From the evidence at GlobalShop, store planners have begun to place increasing emphasis on the use of specialized lighting and bright colours. The use of acrylics is also making a resurgence in fixture design, along with new applications and finishes, such as fluorescent edge treatments in exotic colours.

Electronic retail is expected to continue its rapid expansion in the months ahead – and as it does so, it will present an increasing challenge to conventional bricks-and-mortar retail stores. Retail merchants and mall developers must give consumers good reasons to leave the comfort of their homes (and the glare of their monitors) in order to fight for parking space at the local shopping centre. The store, once simply a place to shop, must become an "entertainment" destination. The shopping experience must become fun.
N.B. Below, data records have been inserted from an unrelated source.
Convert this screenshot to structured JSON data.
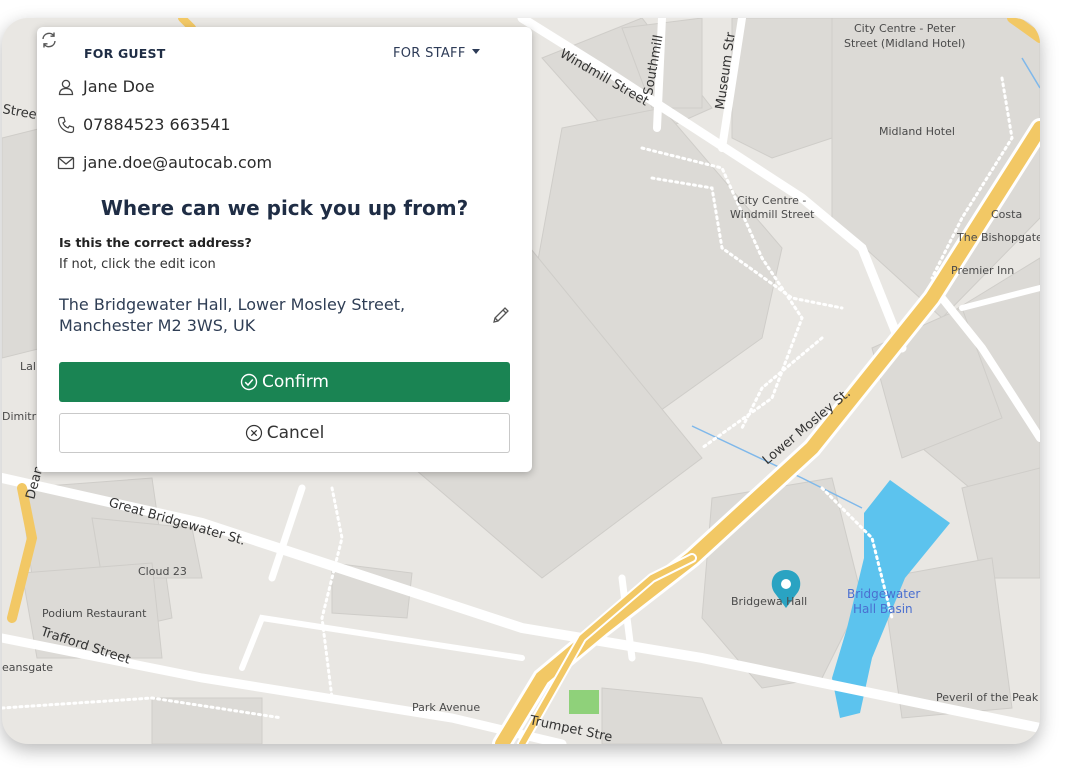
{
  "panel": {
    "tabs": {
      "guest": "FOR GUEST",
      "staff": "FOR STAFF"
    },
    "contact": {
      "name": "Jane Doe",
      "phone": "07884523 663541",
      "email": "jane.doe@autocab.com"
    },
    "heading": "Where can we pick you up from?",
    "question": "Is this the correct address?",
    "hint": "If not, click the edit icon",
    "address_line1": "The Bridgewater Hall, Lower Mosley Street,",
    "address_line2": "Manchester M2 3WS, UK",
    "confirm_label": "Confirm",
    "cancel_label": "Cancel",
    "icons": [
      "refresh-icon",
      "user-icon",
      "phone-icon",
      "email-icon",
      "edit-icon",
      "check-circle-icon",
      "cancel-circle-icon"
    ]
  },
  "map": {
    "labels": {
      "windmill_street": "Windmill Street",
      "southmill": "Southmill",
      "museum_st": "Museum Str",
      "city_centre_peter": "City Centre - Peter",
      "street_midland": "Street (Midland Hotel)",
      "midland_hotel": "Midland Hotel",
      "city_centre_windmill": "City Centre -",
      "windmill_street2": "Windmill Street",
      "costa": "Costa",
      "bishopgate": "The Bishopgate",
      "premier_inn": "Premier Inn",
      "lower_mosley": "Lower Mosley St.",
      "great_bridgewater": "Great Bridgewater St.",
      "cloud23": "Cloud 23",
      "podium": "Podium Restaurant",
      "trafford": "Trafford Street",
      "deansgate": "eansgate",
      "park_avenue": "Park Avenue",
      "trumpet": "Trumpet Stre",
      "bridgewater_hall": "Bridgewa Hall",
      "basin1": "Bridgewater",
      "basin2": "Hall Basin",
      "peveril": "Peveril of the Peak",
      "street_left": "Street",
      "lal": "Lal",
      "dimitri": "Dimitri'",
      "dean": "Dean"
    },
    "colors": {
      "land": "#e9e7e3",
      "building": "#dcdad6",
      "road": "#ffffff",
      "major_road": "#f2c865",
      "water": "#5cc3ee",
      "marker": "#2aa3c2",
      "park": "#8fd17a"
    }
  },
  "theme": {
    "confirm_color": "#1a8453",
    "heading_color": "#1f2d45"
  }
}
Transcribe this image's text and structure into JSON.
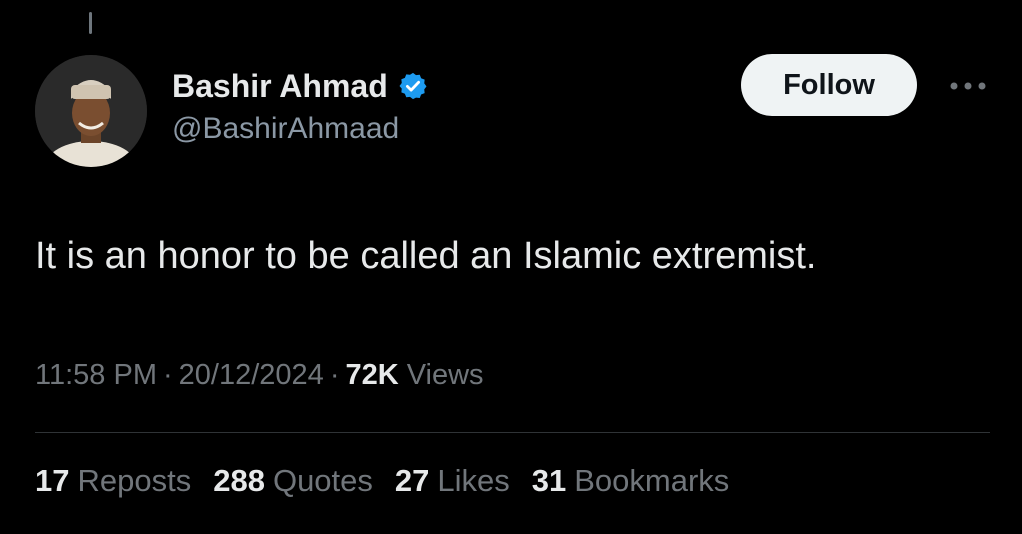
{
  "author": {
    "display_name": "Bashir Ahmad",
    "handle": "@BashirAhmaad",
    "verified": true,
    "avatar_icon": "profile-photo"
  },
  "actions": {
    "follow_label": "Follow",
    "more_icon": "more-horizontal-icon"
  },
  "tweet": {
    "text": "It is an honor to be called an Islamic extremist."
  },
  "meta": {
    "time": "11:58 PM",
    "separator": "·",
    "date": "20/12/2024",
    "views_count": "72K",
    "views_label": "Views"
  },
  "stats": [
    {
      "count": "17",
      "label": "Reposts"
    },
    {
      "count": "288",
      "label": "Quotes"
    },
    {
      "count": "27",
      "label": "Likes"
    },
    {
      "count": "31",
      "label": "Bookmarks"
    }
  ],
  "colors": {
    "background": "#000000",
    "primary_text": "#e7e9ea",
    "secondary_text": "#71767b",
    "verified_blue": "#1d9bf0",
    "divider": "#2f3336"
  }
}
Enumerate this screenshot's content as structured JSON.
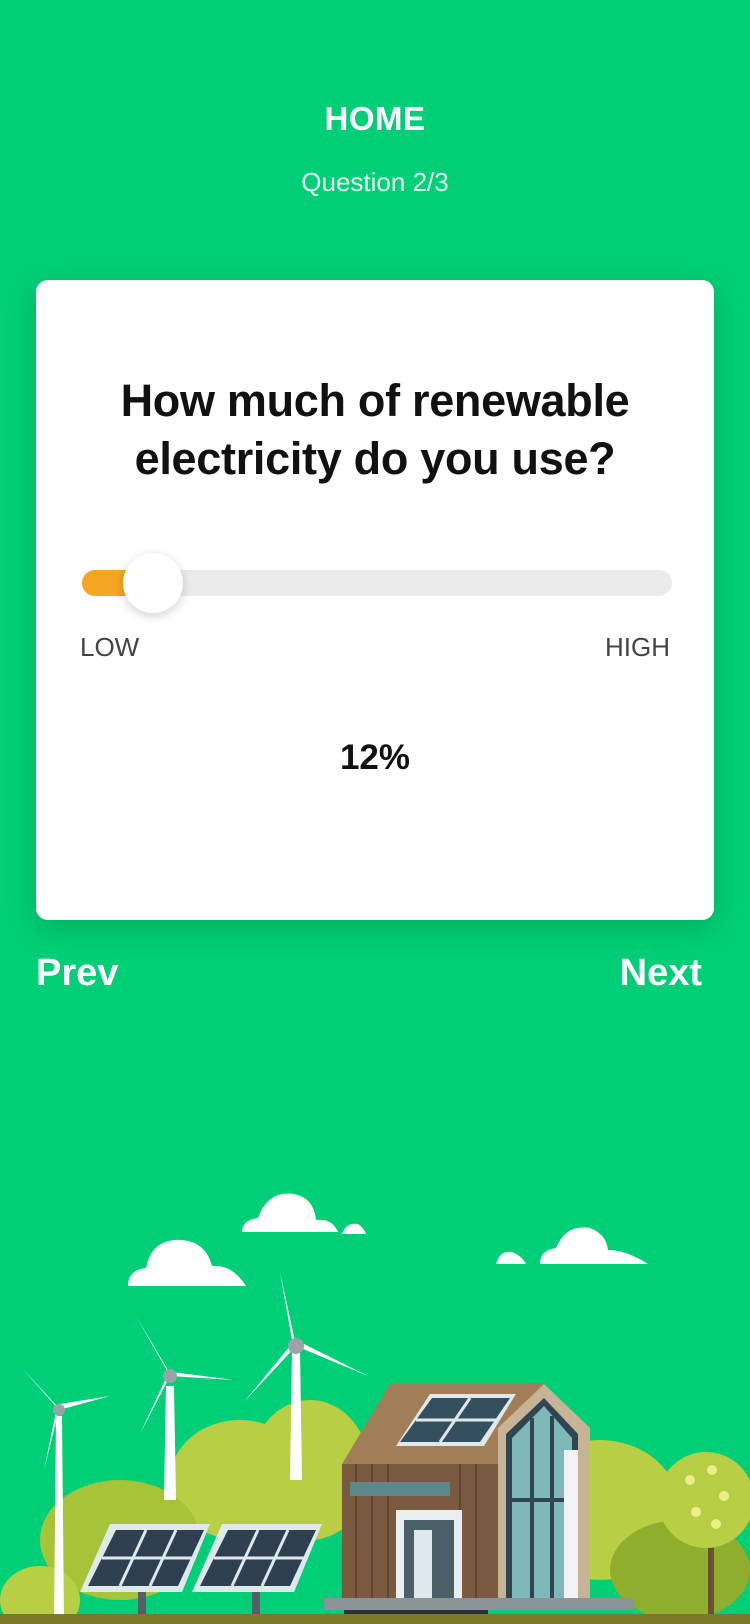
{
  "header": {
    "title": "HOME",
    "subtitle": "Question 2/3"
  },
  "card": {
    "question": "How much of renewable electricity do you use?",
    "slider": {
      "min_label": "LOW",
      "max_label": "HIGH",
      "value_percent": 12,
      "value_text": "12%"
    }
  },
  "nav": {
    "prev_label": "Prev",
    "next_label": "Next"
  },
  "colors": {
    "background": "#00cf77",
    "slider_fill": "#f5a623",
    "slider_track": "#ebebeb"
  }
}
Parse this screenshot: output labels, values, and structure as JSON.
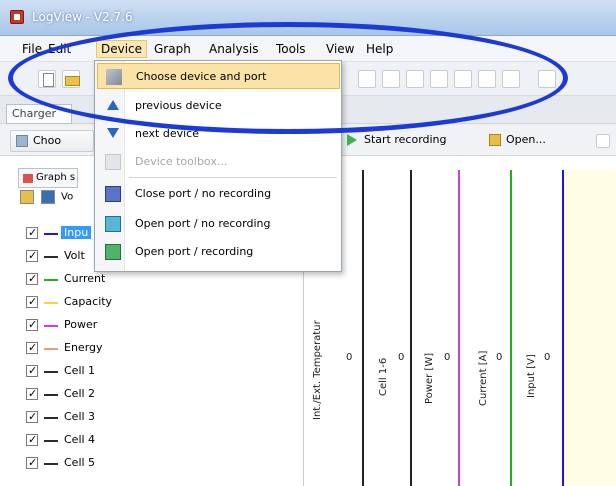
{
  "window": {
    "title": "LogView - V2.7.6"
  },
  "menubar": [
    "File",
    "Edit",
    "Device",
    "Graph",
    "Analysis",
    "Tools",
    "View",
    "Help"
  ],
  "active_menu": "Device",
  "tabs": {
    "truncated_tab": "Charger"
  },
  "toolbar": {
    "choose_label": "Choo",
    "start_recording": "Start recording",
    "open_label": "Open..."
  },
  "left_panel": {
    "graphs_tab": "Graph s",
    "vo_label": "Vo",
    "channels": [
      {
        "name": "Inpu",
        "color": "#1a1ad6",
        "selected": true
      },
      {
        "name": "Volt",
        "color": "#2b2b2b"
      },
      {
        "name": "Current",
        "color": "#22b022"
      },
      {
        "name": "Capacity",
        "color": "#f2d54a"
      },
      {
        "name": "Power",
        "color": "#d43bd4"
      },
      {
        "name": "Energy",
        "color": "#e0a070"
      },
      {
        "name": "Cell 1",
        "color": "#2b2b2b"
      },
      {
        "name": "Cell 2",
        "color": "#2b2b2b"
      },
      {
        "name": "Cell 3",
        "color": "#2b2b2b"
      },
      {
        "name": "Cell 4",
        "color": "#2b2b2b"
      },
      {
        "name": "Cell 5",
        "color": "#2b2b2b"
      }
    ]
  },
  "graph": {
    "axes": [
      {
        "label": "Int./Ext. Temperatur",
        "color": "#222222",
        "zero": "0"
      },
      {
        "label": "Cell 1-6",
        "color": "#222222",
        "zero": "0"
      },
      {
        "label": "Power  [W]",
        "color": "#d43bd4",
        "zero": "0"
      },
      {
        "label": "Current  [A]",
        "color": "#22b022",
        "zero": "0"
      },
      {
        "label": "Input  [V]",
        "color": "#1a1ad6",
        "zero": "0"
      }
    ]
  },
  "device_menu": {
    "items": [
      {
        "label": "Choose device and port",
        "icon": "plug-icon",
        "highlight": true
      },
      {
        "label": "previous device",
        "icon": "arrow-up-icon"
      },
      {
        "label": "next device",
        "icon": "arrow-down-icon"
      },
      {
        "label": "Device toolbox...",
        "icon": "toolbox-icon",
        "disabled": true
      },
      {
        "label": "Close port / no recording",
        "icon": "port-close-icon"
      },
      {
        "label": "Open port / no recording",
        "icon": "port-open-icon"
      },
      {
        "label": "Open port / recording",
        "icon": "port-record-icon"
      }
    ]
  },
  "colors": {
    "highlight": "#fbe3a8",
    "annotation": "#1c3bd6"
  }
}
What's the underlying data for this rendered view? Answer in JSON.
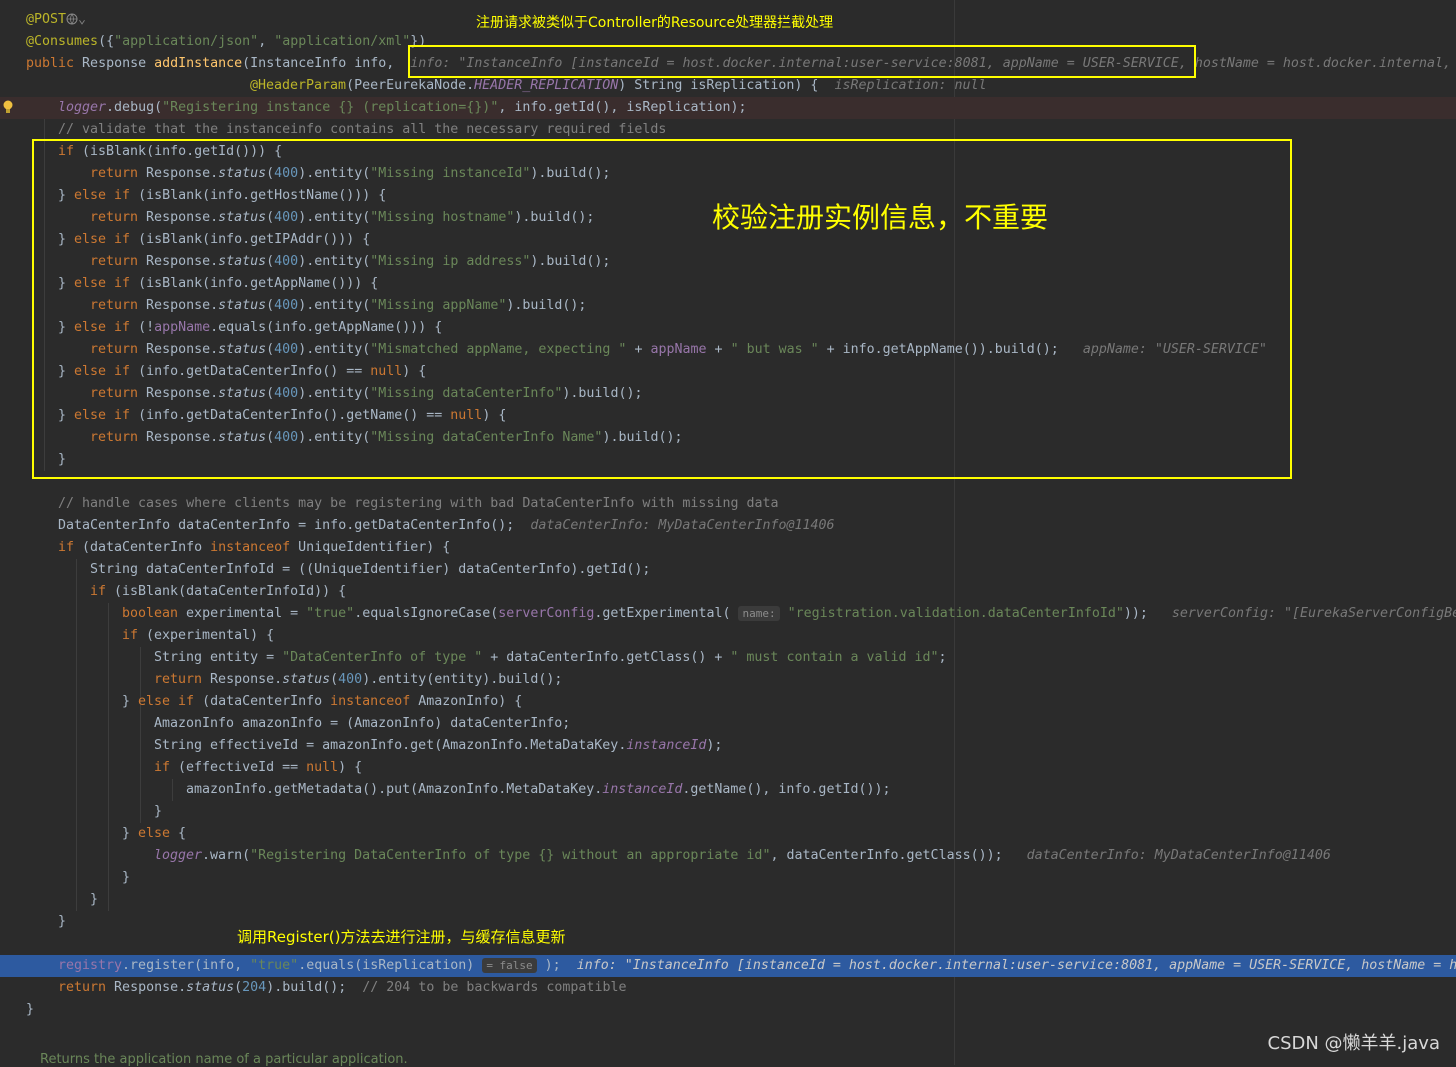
{
  "annotations": {
    "top": "注册请求被类似于Controller的Resource处理器拦截处理",
    "middle": "校验注册实例信息，不重要",
    "bottom": "调用Register()方法去进行注册，与缓存信息更新"
  },
  "watermark": "CSDN @懒羊羊.java",
  "footer_doc": "Returns the application name of a particular application.",
  "hints": {
    "info": "info: \"InstanceInfo [instanceId = host.docker.internal:user-service:8081, appName = USER-SERVICE,",
    "info_tail": " hostName = host.docker.internal,",
    "isReplication": "isReplication: null",
    "appName": "appName: \"USER-SERVICE\"",
    "dataCenterInfo": "dataCenterInfo: MyDataCenterInfo@11406",
    "serverConfig": "serverConfig: \"[EurekaServerConfigBea",
    "param_name": "name:",
    "param_false": "= false",
    "register_info": "info: \"InstanceInfo [instanceId = host.docker.internal:user-service:8081, appName = USER-SERVICE, hostName = hos"
  },
  "comments": {
    "validate": "// validate that the instanceinfo contains all the necessary required fields",
    "handle": "// handle cases where clients may be registering with bad DataCenterInfo with missing data",
    "compat": "// 204 to be backwards compatible"
  },
  "strings": {
    "missing_id": "\"Missing instanceId\"",
    "missing_host": "\"Missing hostname\"",
    "missing_ip": "\"Missing ip address\"",
    "missing_app": "\"Missing appName\"",
    "mismatch": "\"Mismatched appName, expecting \"",
    "but_was": "\" but was \"",
    "missing_dc": "\"Missing dataCenterInfo\"",
    "missing_dc_name": "\"Missing dataCenterInfo Name\"",
    "true": "\"true\"",
    "reg_key": "\"registration.validation.dataCenterInfoId\"",
    "dc_type": "\"DataCenterInfo of type \"",
    "must_contain": "\" must contain a valid id\"",
    "warn_msg": "\"Registering DataCenterInfo of type {} without an appropriate id\"",
    "reg_instance": "\"Registering instance {} (replication={})\"",
    "json": "\"application/json\"",
    "xml": "\"application/xml\""
  },
  "colors": {
    "background": "#2b2b2b",
    "annotation": "#ffff00",
    "exec_line": "#2d5aa0"
  }
}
In short, there’s a battle going on for customers now. And to win it, retail executives and product merchandisers will need to tap the latest in innovative presentation concepts.

Also in this report:

- Harry gets hip with casual campaign: Upscale retailer makes a play for younger, "new economy" business executives p.24

- POP progress slow but sure: With the promise of credible data, point-of-purchase is poised to prove its worth as a medium p.25

- North West Co. nurtures roots: Retailer supports local activities in remote communities throughout the north p.27

- Traditional retailers can thrive in online world p.27

Meat and plant-based sales are both strong at Maple Leaf

Both priority areas performed well in the company's full-year results, helped by a boost in marketing for new products.
Maples Leaf All Natural 4

Maple Leaf Foods reported higher Q4 and full-year 2020 sales, driven by its sustainable meats and plant-based proteins. 

The CPG co. reported quarterly sales of $1.13 billion, up from $1.02 billion for Q4 2019, as well as net earnings of $25.4 million, compared to $17.5 million for the same period the year prior (an increase of 45.2%).

For full fiscal 2020, the company reported a total increase of 9.2% in sales, driven by what it says is “strong growth in both the meat and plant protein groups.”

“We have repositioned our portfolio towards two high-growth categories now representing 20% of our annual sales generating a compounded growth rate in excess of 25% over the last three years,” says Michael McCain, the company’s president and CEO.

Meat protein group sales  comprised of prepared meats, ready-to-cook and ready-to-serve meals, snack kits, value-added fresh pork and poultry products that are sold to retail, foodservice and industrial channels, and agricultural operations  grew 11.3% for the quarter. 

Meanwhile, sales of plant protein products  refrigerated plant protein brands such as Lightlife and Field Roast, premium grain-based protein, and vegan cheese products sold to retail, foodservice and industrial channels  was up 5.5% over the same period. 

Sales growth for its meat portfolio was driven by “a favourable mix-shift towards sustainable meats and branded products,” but also growth in exports to Asian markets, and pricing actions implemented to mitigate inflation and other structural cost increases, according to the company. Strong demand in the retail channel was offset by lower volume in foodservice as a result of COVID-19.

For its plant-based offerings, sales for 2020 were $210.8 million compared to $176.4 million last year, representing a growth of 19.5%, or 18.1% after excluding the impacts of foreign exchange. The segment was driven by expanded distribution of new products, continued volume increases in its existing portfolio, and pricing actions implemented to mitigate inflation and other structural cost increases.

SG&A expenses totalled $144 million for the plant group alone in 2020, with investments focused on advertising, promotion and marketing to build awareness, as well as supporting brand renovation and new product innovation. SG&A for meat proteins were $346.6 million for the full year, and the company says it expects SG&A levels and marketing investment in 2021 to be largely in line with where they were in 2020.

The company, which in 2019 announced it had gone carbon neutral, says it’s amplifying this commitment while “focusing on eliminating waste in any resources it consumes, including food, energy, water, packaging, and time.”